Web page and app entries

^^^^

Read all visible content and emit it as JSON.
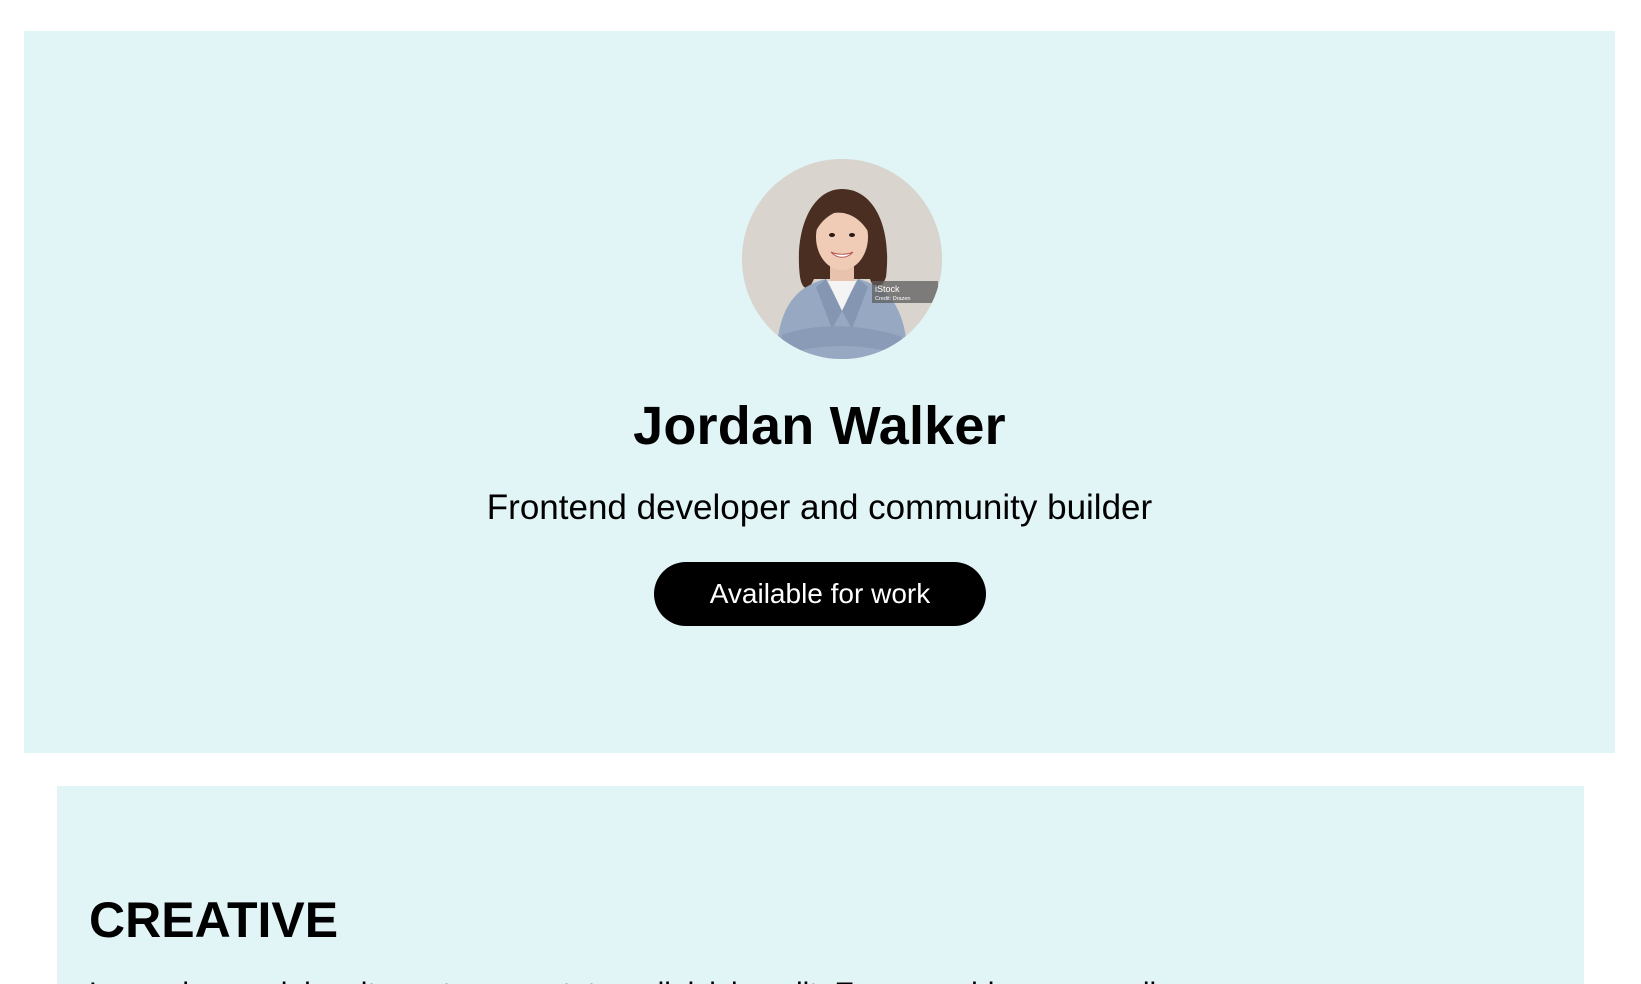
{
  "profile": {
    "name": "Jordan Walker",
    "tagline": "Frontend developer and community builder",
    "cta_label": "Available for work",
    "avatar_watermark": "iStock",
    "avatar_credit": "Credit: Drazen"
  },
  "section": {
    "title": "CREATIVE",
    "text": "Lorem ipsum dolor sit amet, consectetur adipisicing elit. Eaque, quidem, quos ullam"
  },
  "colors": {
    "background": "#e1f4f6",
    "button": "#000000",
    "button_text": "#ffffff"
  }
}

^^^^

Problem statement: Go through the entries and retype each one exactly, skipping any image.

Response to the task:
Read all visible content and emit it as JSON.
{
  "profile": {
    "name": "Jordan Walker",
    "tagline": "Frontend developer and community builder",
    "cta_label": "Available for work",
    "avatar_watermark": "iStock",
    "avatar_credit": "Credit: Drazen"
  },
  "section": {
    "title": "CREATIVE",
    "text": "Lorem ipsum dolor sit amet, consectetur adipisicing elit. Eaque, quidem, quos ullam"
  },
  "colors": {
    "background": "#e1f4f6",
    "button": "#000000",
    "button_text": "#ffffff"
  }
}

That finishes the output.